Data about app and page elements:
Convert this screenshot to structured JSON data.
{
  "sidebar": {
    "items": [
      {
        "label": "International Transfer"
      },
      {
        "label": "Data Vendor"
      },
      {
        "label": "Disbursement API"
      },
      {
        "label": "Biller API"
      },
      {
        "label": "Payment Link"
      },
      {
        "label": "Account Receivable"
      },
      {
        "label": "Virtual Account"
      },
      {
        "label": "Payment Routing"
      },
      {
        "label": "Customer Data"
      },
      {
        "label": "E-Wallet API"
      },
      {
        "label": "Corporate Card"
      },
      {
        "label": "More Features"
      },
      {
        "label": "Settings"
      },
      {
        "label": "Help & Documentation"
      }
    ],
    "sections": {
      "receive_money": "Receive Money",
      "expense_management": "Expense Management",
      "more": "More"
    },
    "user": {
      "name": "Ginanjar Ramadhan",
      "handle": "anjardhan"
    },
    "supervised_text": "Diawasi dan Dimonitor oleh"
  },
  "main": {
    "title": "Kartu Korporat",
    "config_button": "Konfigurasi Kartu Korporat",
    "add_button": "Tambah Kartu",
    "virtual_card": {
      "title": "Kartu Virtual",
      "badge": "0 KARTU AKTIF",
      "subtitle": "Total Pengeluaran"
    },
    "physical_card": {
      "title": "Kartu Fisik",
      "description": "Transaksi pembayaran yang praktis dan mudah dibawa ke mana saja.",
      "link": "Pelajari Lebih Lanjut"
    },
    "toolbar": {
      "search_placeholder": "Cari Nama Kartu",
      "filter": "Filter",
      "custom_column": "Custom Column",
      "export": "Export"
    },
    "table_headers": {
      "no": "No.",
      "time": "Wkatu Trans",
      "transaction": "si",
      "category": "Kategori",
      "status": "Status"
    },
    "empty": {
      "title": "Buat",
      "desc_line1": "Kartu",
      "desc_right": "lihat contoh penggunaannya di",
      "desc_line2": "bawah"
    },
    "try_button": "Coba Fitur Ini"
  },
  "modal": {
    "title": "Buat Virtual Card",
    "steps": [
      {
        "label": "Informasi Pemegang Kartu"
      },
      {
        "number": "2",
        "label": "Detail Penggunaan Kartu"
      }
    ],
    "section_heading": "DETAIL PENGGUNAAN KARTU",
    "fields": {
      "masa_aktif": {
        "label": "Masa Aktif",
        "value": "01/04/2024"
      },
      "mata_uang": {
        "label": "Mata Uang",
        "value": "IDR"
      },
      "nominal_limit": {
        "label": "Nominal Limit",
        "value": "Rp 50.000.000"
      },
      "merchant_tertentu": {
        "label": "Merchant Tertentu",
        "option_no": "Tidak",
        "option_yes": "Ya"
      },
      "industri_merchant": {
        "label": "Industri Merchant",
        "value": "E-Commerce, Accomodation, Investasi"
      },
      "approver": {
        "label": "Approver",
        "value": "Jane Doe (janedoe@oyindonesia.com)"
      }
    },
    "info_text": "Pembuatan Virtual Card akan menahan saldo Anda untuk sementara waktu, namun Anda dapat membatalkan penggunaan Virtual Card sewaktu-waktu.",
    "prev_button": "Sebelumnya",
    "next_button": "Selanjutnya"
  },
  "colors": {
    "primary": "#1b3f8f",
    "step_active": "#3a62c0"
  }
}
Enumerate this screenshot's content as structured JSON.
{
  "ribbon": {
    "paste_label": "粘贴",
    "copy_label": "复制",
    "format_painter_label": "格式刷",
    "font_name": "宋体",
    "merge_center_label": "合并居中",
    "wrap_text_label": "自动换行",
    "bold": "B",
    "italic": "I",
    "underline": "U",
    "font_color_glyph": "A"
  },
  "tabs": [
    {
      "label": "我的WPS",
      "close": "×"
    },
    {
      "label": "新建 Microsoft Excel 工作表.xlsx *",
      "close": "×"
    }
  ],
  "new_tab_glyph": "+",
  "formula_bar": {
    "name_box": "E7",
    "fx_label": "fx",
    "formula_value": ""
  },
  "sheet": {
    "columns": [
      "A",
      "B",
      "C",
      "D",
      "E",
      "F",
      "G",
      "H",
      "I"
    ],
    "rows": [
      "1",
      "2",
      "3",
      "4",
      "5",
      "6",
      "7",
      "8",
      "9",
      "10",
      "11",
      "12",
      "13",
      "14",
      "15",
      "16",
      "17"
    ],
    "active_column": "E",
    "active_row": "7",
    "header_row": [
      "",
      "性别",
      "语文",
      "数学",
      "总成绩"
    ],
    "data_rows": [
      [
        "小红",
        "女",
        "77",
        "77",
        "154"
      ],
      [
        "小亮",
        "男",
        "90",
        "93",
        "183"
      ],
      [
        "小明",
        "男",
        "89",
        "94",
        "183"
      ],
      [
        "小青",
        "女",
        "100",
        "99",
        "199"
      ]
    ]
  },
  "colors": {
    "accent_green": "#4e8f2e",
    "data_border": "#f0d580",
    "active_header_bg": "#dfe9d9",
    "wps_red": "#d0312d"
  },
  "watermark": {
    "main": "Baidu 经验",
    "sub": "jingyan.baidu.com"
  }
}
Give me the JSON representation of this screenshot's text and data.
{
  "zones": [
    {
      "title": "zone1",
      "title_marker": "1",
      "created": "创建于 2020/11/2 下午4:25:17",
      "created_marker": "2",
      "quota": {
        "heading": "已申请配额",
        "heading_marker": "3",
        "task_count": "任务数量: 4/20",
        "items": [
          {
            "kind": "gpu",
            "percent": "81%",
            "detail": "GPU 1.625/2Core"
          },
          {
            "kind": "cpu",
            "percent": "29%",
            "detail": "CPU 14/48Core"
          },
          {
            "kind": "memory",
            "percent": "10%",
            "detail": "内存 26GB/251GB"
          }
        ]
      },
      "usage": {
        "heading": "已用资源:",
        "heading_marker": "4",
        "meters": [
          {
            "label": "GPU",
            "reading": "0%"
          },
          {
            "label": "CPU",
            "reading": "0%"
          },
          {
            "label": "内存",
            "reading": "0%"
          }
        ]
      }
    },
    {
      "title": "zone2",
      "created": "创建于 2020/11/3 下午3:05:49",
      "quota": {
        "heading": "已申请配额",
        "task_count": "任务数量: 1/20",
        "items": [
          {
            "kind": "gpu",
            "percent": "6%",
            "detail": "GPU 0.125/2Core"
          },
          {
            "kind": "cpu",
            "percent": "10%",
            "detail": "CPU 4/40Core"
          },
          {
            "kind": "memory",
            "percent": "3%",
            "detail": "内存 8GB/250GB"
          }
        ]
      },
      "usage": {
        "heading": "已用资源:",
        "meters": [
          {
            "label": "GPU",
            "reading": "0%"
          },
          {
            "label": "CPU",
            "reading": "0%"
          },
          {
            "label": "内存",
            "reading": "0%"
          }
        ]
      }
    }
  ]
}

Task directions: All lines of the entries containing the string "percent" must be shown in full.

Reply to the exercise:
            "percent": "81%",
            "percent": "29%",
            "percent": "10%",
            "percent": "6%",
            "percent": "10%",
            "percent": "3%",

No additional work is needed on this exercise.